* [Items from a dataset]
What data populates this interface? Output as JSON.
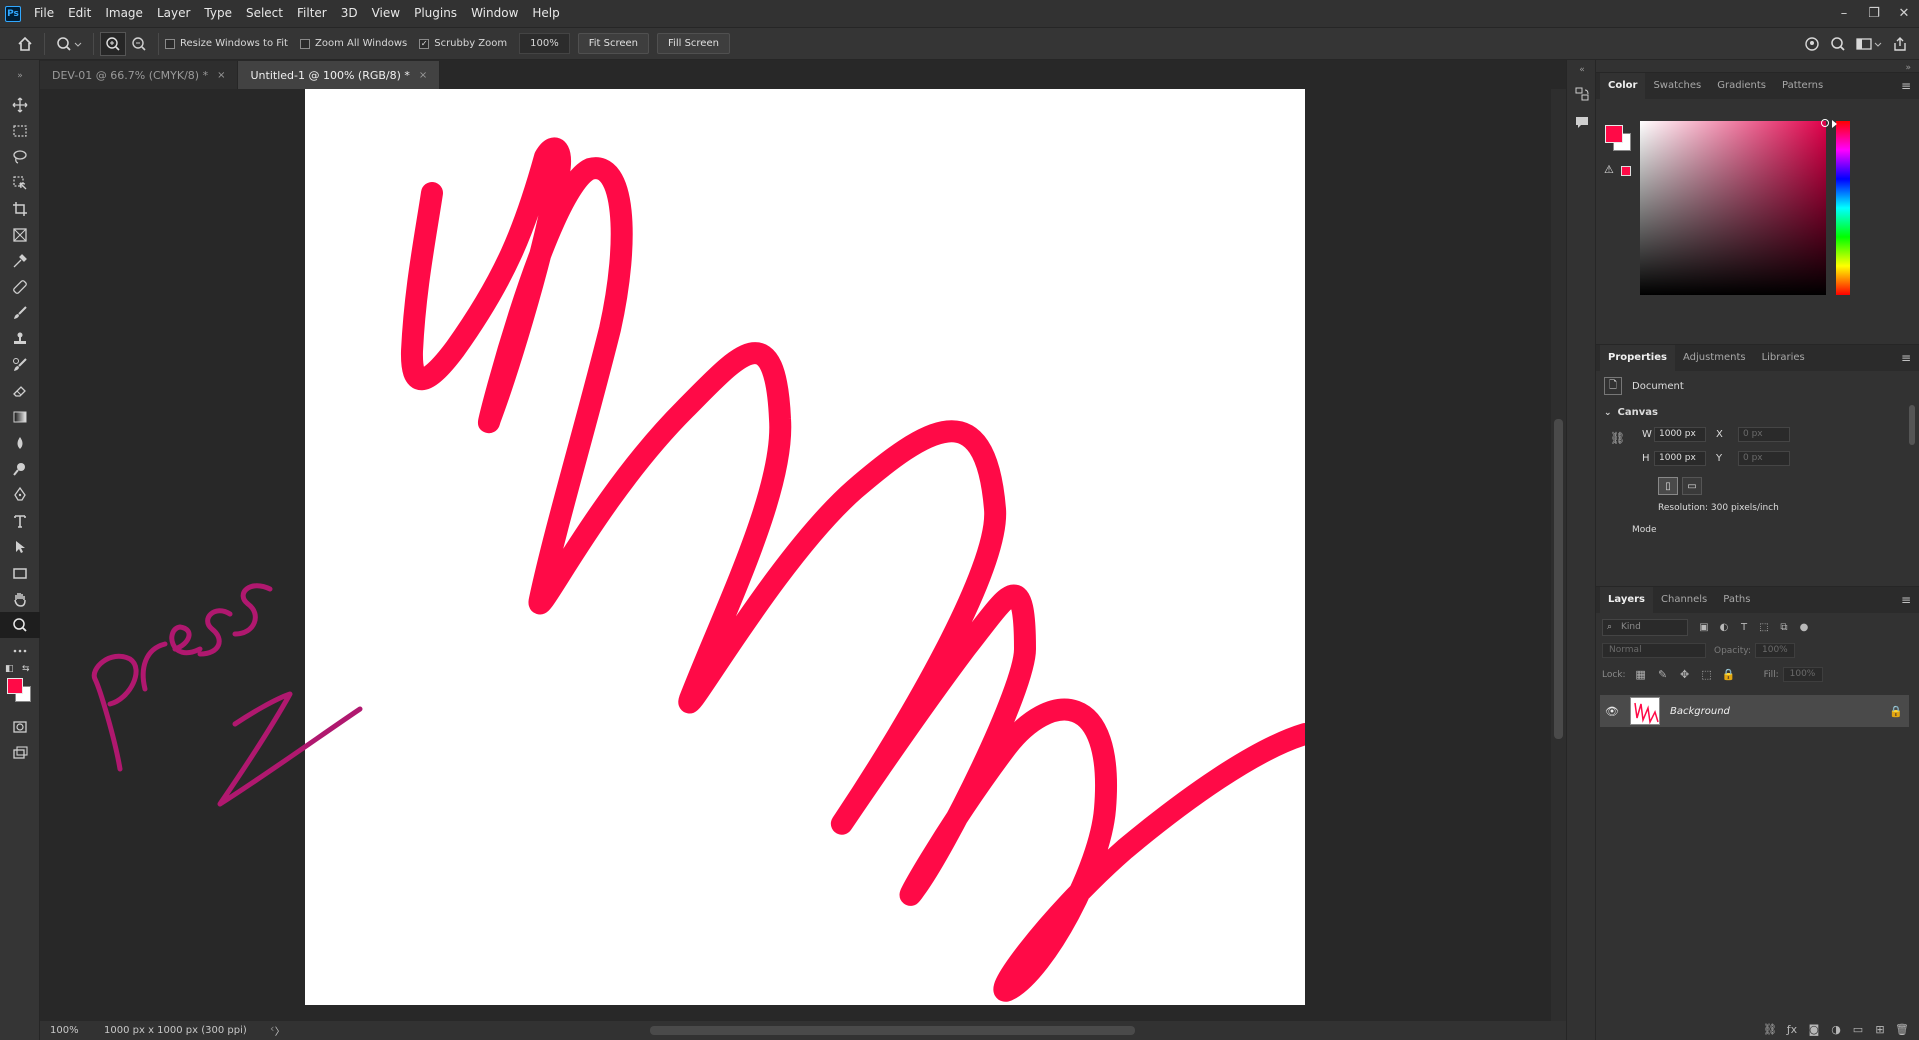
{
  "menu": [
    "File",
    "Edit",
    "Image",
    "Layer",
    "Type",
    "Select",
    "Filter",
    "3D",
    "View",
    "Plugins",
    "Window",
    "Help"
  ],
  "app_logo": "Ps",
  "window_controls": {
    "minimize": "–",
    "restore": "❐",
    "close": "✕"
  },
  "options": {
    "resize_windows": "Resize Windows to Fit",
    "zoom_all": "Zoom All Windows",
    "scrubby_zoom": "Scrubby Zoom",
    "scrubby_check": "✓",
    "zoom_value": "100%",
    "fit_screen": "Fit Screen",
    "fill_screen": "Fill Screen"
  },
  "tabs": [
    {
      "title": "DEV-01 @ 66.7% (CMYK/8) *",
      "close": "×"
    },
    {
      "title": "Untitled-1 @ 100% (RGB/8) *",
      "close": "×"
    }
  ],
  "status": {
    "zoom": "100%",
    "doc_info": "1000 px x 1000 px (300 ppi)",
    "arrow": "〉",
    "scroll_left": "‹",
    "scroll_right": "›"
  },
  "colors": {
    "foreground": "#ff0a47",
    "background": "#ffffff",
    "stroke": "#ff0a47",
    "annotation": "#b0186f"
  },
  "color_panel": {
    "tabs": [
      "Color",
      "Swatches",
      "Gradients",
      "Patterns"
    ],
    "warning": "⚠"
  },
  "properties": {
    "tabs": [
      "Properties",
      "Adjustments",
      "Libraries"
    ],
    "document_label": "Document",
    "canvas_label": "Canvas",
    "w_label": "W",
    "w_value": "1000 px",
    "h_label": "H",
    "h_value": "1000 px",
    "x_label": "X",
    "x_value": "0 px",
    "y_label": "Y",
    "y_value": "0 px",
    "resolution": "Resolution: 300 pixels/inch",
    "mode_label": "Mode"
  },
  "layers": {
    "tabs": [
      "Layers",
      "Channels",
      "Paths"
    ],
    "kind_placeholder": "Kind",
    "blend_mode": "Normal",
    "opacity_label": "Opacity:",
    "opacity_value": "100%",
    "lock_label": "Lock:",
    "fill_label": "Fill:",
    "fill_value": "100%",
    "items": [
      {
        "name": "Background"
      }
    ]
  },
  "panel_menu": "≡"
}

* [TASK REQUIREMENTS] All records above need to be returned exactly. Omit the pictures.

* [TASK SOLUTION]
What data populates this interface? Output as JSON.
{
  "menu": [
    "File",
    "Edit",
    "Image",
    "Layer",
    "Type",
    "Select",
    "Filter",
    "3D",
    "View",
    "Plugins",
    "Window",
    "Help"
  ],
  "app_logo": "Ps",
  "window_controls": {
    "minimize": "–",
    "restore": "❐",
    "close": "✕"
  },
  "options": {
    "resize_windows": "Resize Windows to Fit",
    "zoom_all": "Zoom All Windows",
    "scrubby_zoom": "Scrubby Zoom",
    "scrubby_check": "✓",
    "zoom_value": "100%",
    "fit_screen": "Fit Screen",
    "fill_screen": "Fill Screen"
  },
  "tabs": [
    {
      "title": "DEV-01 @ 66.7% (CMYK/8) *",
      "close": "×"
    },
    {
      "title": "Untitled-1 @ 100% (RGB/8) *",
      "close": "×"
    }
  ],
  "status": {
    "zoom": "100%",
    "doc_info": "1000 px x 1000 px (300 ppi)",
    "arrow": "〉",
    "scroll_left": "‹",
    "scroll_right": "›"
  },
  "colors": {
    "foreground": "#ff0a47",
    "background": "#ffffff",
    "stroke": "#ff0a47",
    "annotation": "#b0186f"
  },
  "color_panel": {
    "tabs": [
      "Color",
      "Swatches",
      "Gradients",
      "Patterns"
    ],
    "warning": "⚠"
  },
  "properties": {
    "tabs": [
      "Properties",
      "Adjustments",
      "Libraries"
    ],
    "document_label": "Document",
    "canvas_label": "Canvas",
    "w_label": "W",
    "w_value": "1000 px",
    "h_label": "H",
    "h_value": "1000 px",
    "x_label": "X",
    "x_value": "0 px",
    "y_label": "Y",
    "y_value": "0 px",
    "resolution": "Resolution: 300 pixels/inch",
    "mode_label": "Mode"
  },
  "layers": {
    "tabs": [
      "Layers",
      "Channels",
      "Paths"
    ],
    "kind_placeholder": "Kind",
    "blend_mode": "Normal",
    "opacity_label": "Opacity:",
    "opacity_value": "100%",
    "lock_label": "Lock:",
    "fill_label": "Fill:",
    "fill_value": "100%",
    "items": [
      {
        "name": "Background"
      }
    ]
  },
  "panel_menu": "≡"
}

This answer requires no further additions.